## PROBLEM STATEMENT
Reproduce the entries below exactly, but leave the pictures out.

## GIVEN RECORDS

_ _ _

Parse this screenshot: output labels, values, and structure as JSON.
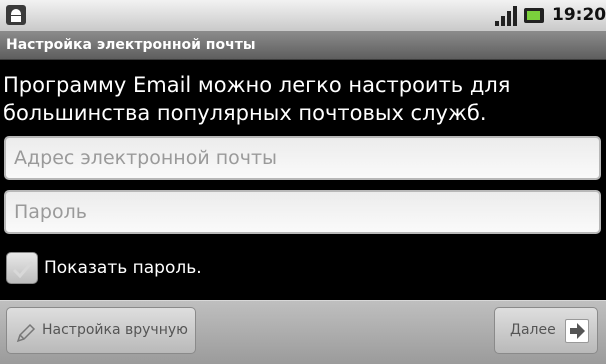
{
  "status_bar": {
    "time": "19:20",
    "icons": [
      "android-notification-icon",
      "signal-icon",
      "battery-icon"
    ],
    "battery_color": "#7bd13c"
  },
  "title_bar": {
    "title": "Настройка электронной почты"
  },
  "intro_text": "Программу Email можно легко настроить для большинства популярных почтовых служб.",
  "email_field": {
    "placeholder": "Адрес электронной почты",
    "value": ""
  },
  "password_field": {
    "placeholder": "Пароль",
    "value": ""
  },
  "show_password": {
    "label": "Показать пароль.",
    "checked": true
  },
  "buttons": {
    "manual_setup": {
      "label": "Настройка вручную",
      "icon": "pencil-icon"
    },
    "next": {
      "label": "Далее",
      "icon": "arrow-right-icon"
    }
  }
}
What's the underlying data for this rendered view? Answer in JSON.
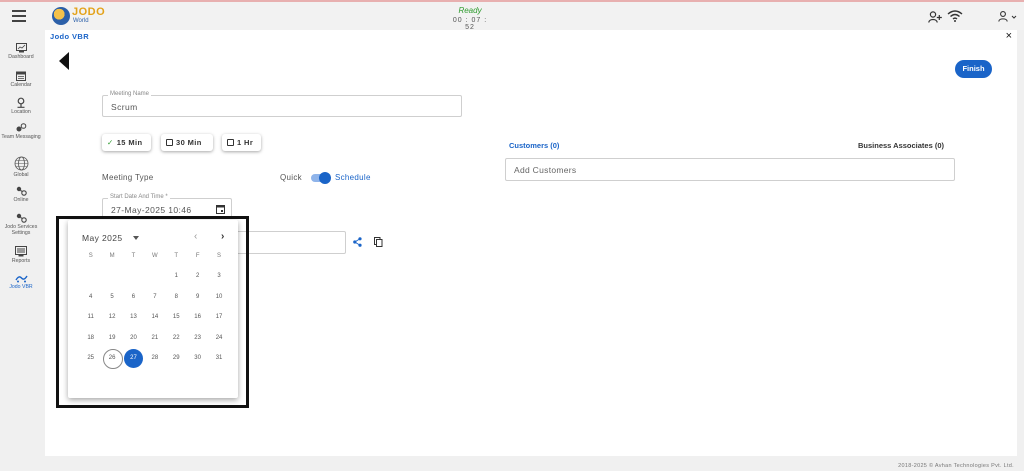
{
  "topbar": {
    "logo_text": "JODO",
    "logo_sub": "World",
    "status_text": "Ready",
    "timer": "00 : 07 : 52"
  },
  "sidebar": {
    "items": [
      {
        "label": "Dashboard",
        "icon": "dashboard-icon"
      },
      {
        "label": "Calendar",
        "icon": "calendar-icon"
      },
      {
        "label": "Location",
        "icon": "location-icon"
      },
      {
        "label": "Team Messaging",
        "icon": "team-messaging-icon"
      },
      {
        "label": "Global",
        "icon": "globe-icon"
      },
      {
        "label": "Online",
        "icon": "online-icon"
      },
      {
        "label": "Jodo Services Settings",
        "icon": "services-settings-icon"
      },
      {
        "label": "Reports",
        "icon": "reports-icon"
      },
      {
        "label": "Jodo VBR",
        "icon": "vbr-icon"
      }
    ]
  },
  "panel": {
    "title": "Jodo VBR",
    "close": "×",
    "finish_label": "Finish"
  },
  "meeting": {
    "name_label": "Meeting Name",
    "name_value": "Scrum",
    "durations": [
      {
        "label": "15 Min",
        "selected": true
      },
      {
        "label": "30 Min",
        "selected": false
      },
      {
        "label": "1 Hr",
        "selected": false
      }
    ],
    "type_label": "Meeting Type",
    "quick_label": "Quick",
    "schedule_label": "Schedule",
    "start_label": "Start Date And Time *",
    "start_value": "27-May-2025 10:46"
  },
  "customers": {
    "tab_customers": "Customers (0)",
    "tab_associates": "Business Associates (0)",
    "add_placeholder": "Add Customers"
  },
  "datepicker": {
    "month_label": "May 2025",
    "prev": "‹",
    "next": "›",
    "weekdays": [
      "S",
      "M",
      "T",
      "W",
      "T",
      "F",
      "S"
    ],
    "weeks": [
      [
        "",
        "",
        "",
        "",
        "1",
        "2",
        "3"
      ],
      [
        "4",
        "5",
        "6",
        "7",
        "8",
        "9",
        "10"
      ],
      [
        "11",
        "12",
        "13",
        "14",
        "15",
        "16",
        "17"
      ],
      [
        "18",
        "19",
        "20",
        "21",
        "22",
        "23",
        "24"
      ],
      [
        "25",
        "26",
        "27",
        "28",
        "29",
        "30",
        "31"
      ]
    ],
    "today": "26",
    "selected": "27"
  },
  "footer": "2018-2025 © Avhan Technologies Pvt. Ltd.",
  "colors": {
    "accent": "#1a64c8",
    "ready": "#2e9b2e",
    "logo": "#e3a21a"
  }
}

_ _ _

## EXERCISE RESULT
Parse this screenshot: output labels, values, and structure as JSON.
{
  "status_bar": {
    "time": "19:20",
    "icons": [
      "android-notification-icon",
      "signal-icon",
      "battery-icon"
    ],
    "battery_color": "#7bd13c"
  },
  "title_bar": {
    "title": "Настройка электронной почты"
  },
  "intro_text": "Программу Email можно легко настроить для большинства популярных почтовых служб.",
  "email_field": {
    "placeholder": "Адрес электронной почты",
    "value": ""
  },
  "password_field": {
    "placeholder": "Пароль",
    "value": ""
  },
  "show_password": {
    "label": "Показать пароль.",
    "checked": true
  },
  "buttons": {
    "manual_setup": {
      "label": "Настройка вручную",
      "icon": "pencil-icon"
    },
    "next": {
      "label": "Далее",
      "icon": "arrow-right-icon"
    }
  }
}
What's the underlying data for this rendered view? Answer in JSON.
{
  "topbar": {
    "logo_text": "JODO",
    "logo_sub": "World",
    "status_text": "Ready",
    "timer": "00 : 07 : 52"
  },
  "sidebar": {
    "items": [
      {
        "label": "Dashboard",
        "icon": "dashboard-icon"
      },
      {
        "label": "Calendar",
        "icon": "calendar-icon"
      },
      {
        "label": "Location",
        "icon": "location-icon"
      },
      {
        "label": "Team Messaging",
        "icon": "team-messaging-icon"
      },
      {
        "label": "Global",
        "icon": "globe-icon"
      },
      {
        "label": "Online",
        "icon": "online-icon"
      },
      {
        "label": "Jodo Services Settings",
        "icon": "services-settings-icon"
      },
      {
        "label": "Reports",
        "icon": "reports-icon"
      },
      {
        "label": "Jodo VBR",
        "icon": "vbr-icon"
      }
    ]
  },
  "panel": {
    "title": "Jodo VBR",
    "close": "×",
    "finish_label": "Finish"
  },
  "meeting": {
    "name_label": "Meeting Name",
    "name_value": "Scrum",
    "durations": [
      {
        "label": "15 Min",
        "selected": true
      },
      {
        "label": "30 Min",
        "selected": false
      },
      {
        "label": "1 Hr",
        "selected": false
      }
    ],
    "type_label": "Meeting Type",
    "quick_label": "Quick",
    "schedule_label": "Schedule",
    "start_label": "Start Date And Time *",
    "start_value": "27-May-2025 10:46"
  },
  "customers": {
    "tab_customers": "Customers (0)",
    "tab_associates": "Business Associates (0)",
    "add_placeholder": "Add Customers"
  },
  "datepicker": {
    "month_label": "May 2025",
    "prev": "‹",
    "next": "›",
    "weekdays": [
      "S",
      "M",
      "T",
      "W",
      "T",
      "F",
      "S"
    ],
    "weeks": [
      [
        "",
        "",
        "",
        "",
        "1",
        "2",
        "3"
      ],
      [
        "4",
        "5",
        "6",
        "7",
        "8",
        "9",
        "10"
      ],
      [
        "11",
        "12",
        "13",
        "14",
        "15",
        "16",
        "17"
      ],
      [
        "18",
        "19",
        "20",
        "21",
        "22",
        "23",
        "24"
      ],
      [
        "25",
        "26",
        "27",
        "28",
        "29",
        "30",
        "31"
      ]
    ],
    "today": "26",
    "selected": "27"
  },
  "footer": "2018-2025 © Avhan Technologies Pvt. Ltd.",
  "colors": {
    "accent": "#1a64c8",
    "ready": "#2e9b2e",
    "logo": "#e3a21a"
  }
}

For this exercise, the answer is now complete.